* [Task to complete]: Report every line of the records beneath this task that holds the string "social".

* [Information given]:
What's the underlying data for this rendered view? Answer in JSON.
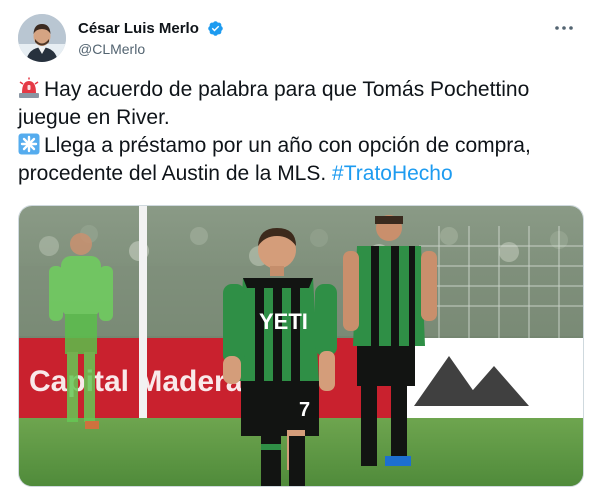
{
  "author": {
    "display_name": "César Luis Merlo",
    "handle": "@CLMerlo",
    "verified": true,
    "avatar_icon": "profile-photo",
    "more_icon": "more-horizontal-icon"
  },
  "tweet": {
    "line1_icon": "rotating-light-emoji",
    "line1": "Hay acuerdo de palabra para que Tomás Pochettino",
    "line2": "juegue en River.",
    "line3_icon": "eight-spoked-asterisk-emoji",
    "line3": "Llega a préstamo por un año con opción de compra,",
    "line4": "procedente del Austin de la MLS.",
    "hashtag": "#TratoHecho"
  },
  "media": {
    "image_icon": "soccer-player-photo",
    "jersey_sponsor": "YETI",
    "jersey_number": "7",
    "board_text": "Capital Madera"
  },
  "colors": {
    "link": "#1d9bf0",
    "verified": "#1d9bf0",
    "handle": "#536471",
    "jersey_green": "#2f8f46",
    "jersey_black": "#121412"
  }
}
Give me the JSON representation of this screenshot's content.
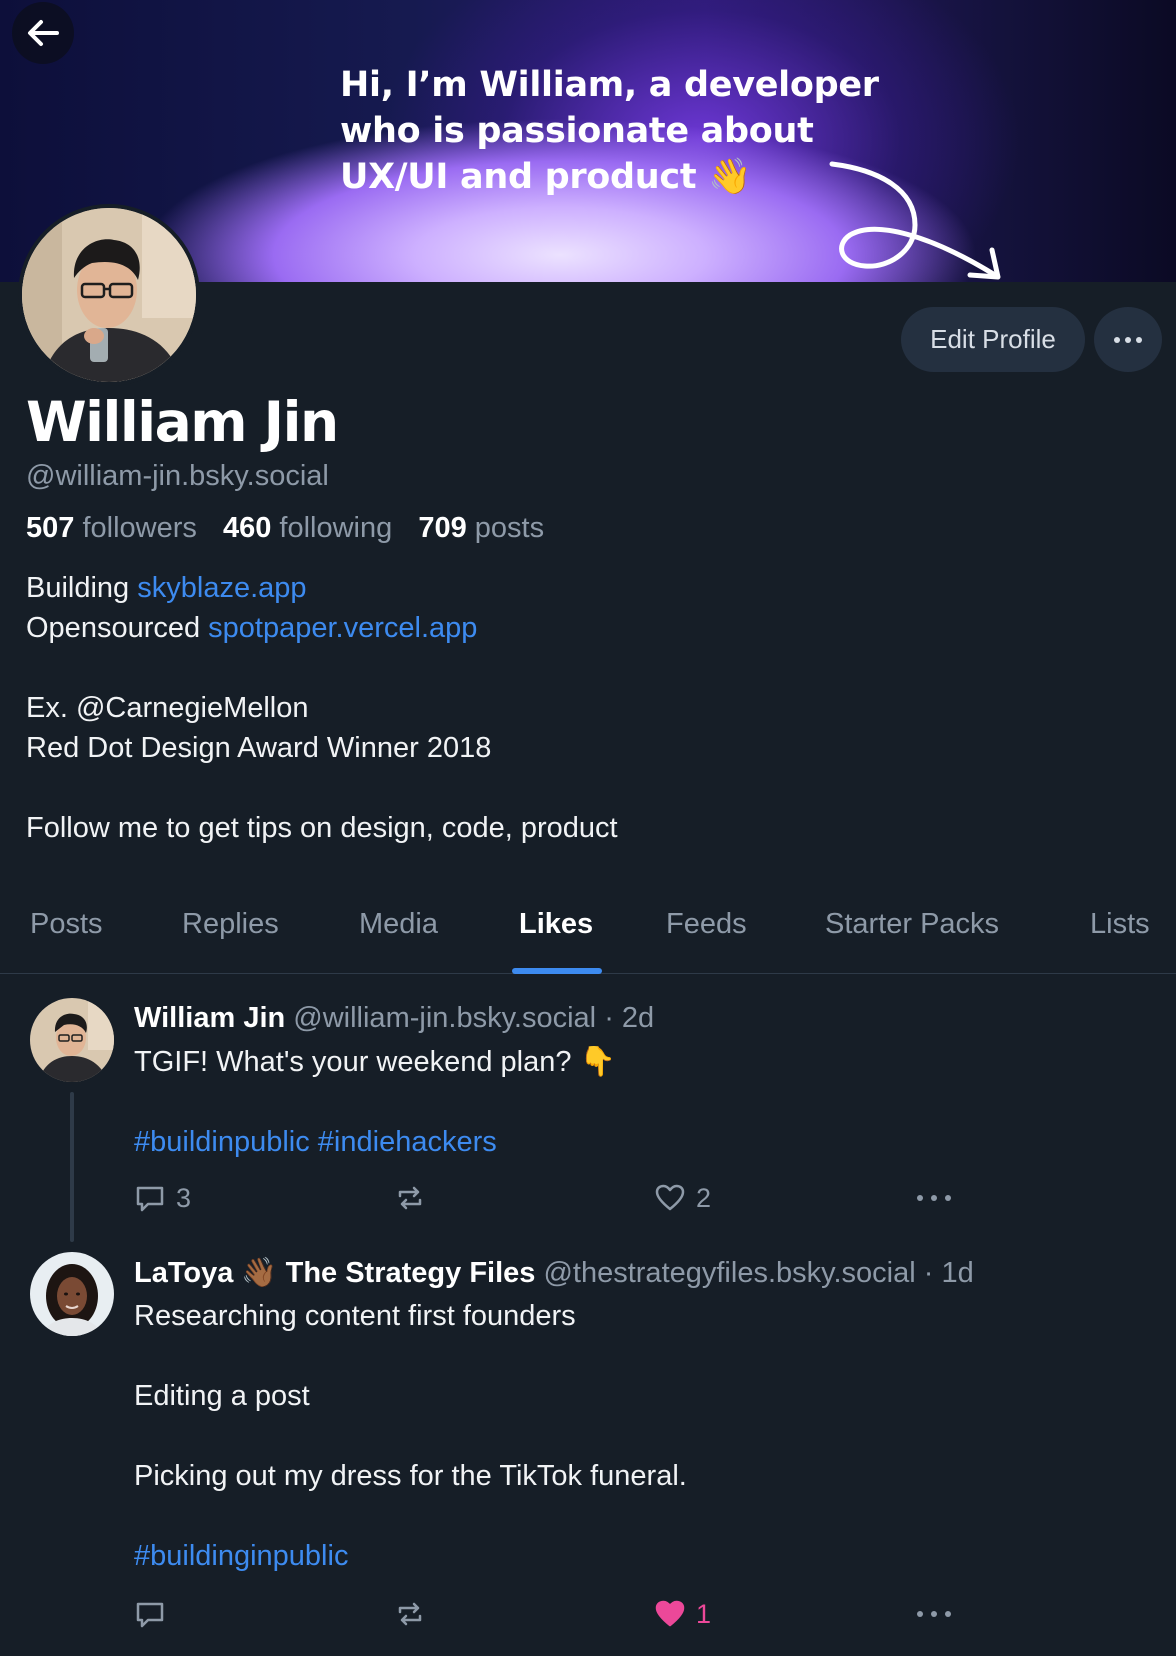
{
  "banner": {
    "text": "Hi, I’m William, a developer\nwho is passionate about\nUX/UI and product 👋"
  },
  "profile": {
    "name": "William Jin",
    "handle": "@william-jin.bsky.social",
    "edit_label": "Edit Profile",
    "stats": {
      "followers_count": "507",
      "followers_label": "followers",
      "following_count": "460",
      "following_label": "following",
      "posts_count": "709",
      "posts_label": "posts"
    },
    "bio": {
      "line1_prefix": "Building ",
      "line1_link": "skyblaze.app",
      "line2_prefix": "Opensourced ",
      "line2_link": "spotpaper.vercel.app",
      "line3": "Ex. @CarnegieMellon",
      "line4": "Red Dot Design Award Winner 2018",
      "line5": "Follow me to get tips on design, code, product"
    }
  },
  "tabs": [
    {
      "label": "Posts"
    },
    {
      "label": "Replies"
    },
    {
      "label": "Media"
    },
    {
      "label": "Likes",
      "active": true
    },
    {
      "label": "Feeds"
    },
    {
      "label": "Starter Packs"
    },
    {
      "label": "Lists"
    }
  ],
  "posts": [
    {
      "author": "William Jin",
      "handle": "@william-jin.bsky.social",
      "time": "· 2d",
      "text": "TGIF! What's your weekend plan? 👇",
      "tags": "#buildinpublic #indiehackers",
      "replies": "3",
      "reposts": "",
      "likes": "2",
      "liked": false
    },
    {
      "author": "LaToya 👋🏾 The Strategy Files",
      "handle": "@thestrategyfiles.bsky.social",
      "time": "· 1d",
      "line1": "Researching content first founders",
      "line2": "Editing a post",
      "line3": "Picking out my dress for the TikTok funeral.",
      "tags": "#buildinginpublic",
      "replies": "",
      "reposts": "",
      "likes": "1",
      "liked": true
    }
  ],
  "colors": {
    "background": "#161e27",
    "accent": "#3d8bf0",
    "like": "#ec4899",
    "muted": "#8e9aa8"
  },
  "icons": [
    "back-arrow-icon",
    "ellipsis-icon",
    "comment-icon",
    "repost-icon",
    "heart-icon"
  ]
}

* [Result for this task]:
    "handle": "@william-jin.bsky.social",
      "handle": "@william-jin.bsky.social",
      "handle": "@thestrategyfiles.bsky.social",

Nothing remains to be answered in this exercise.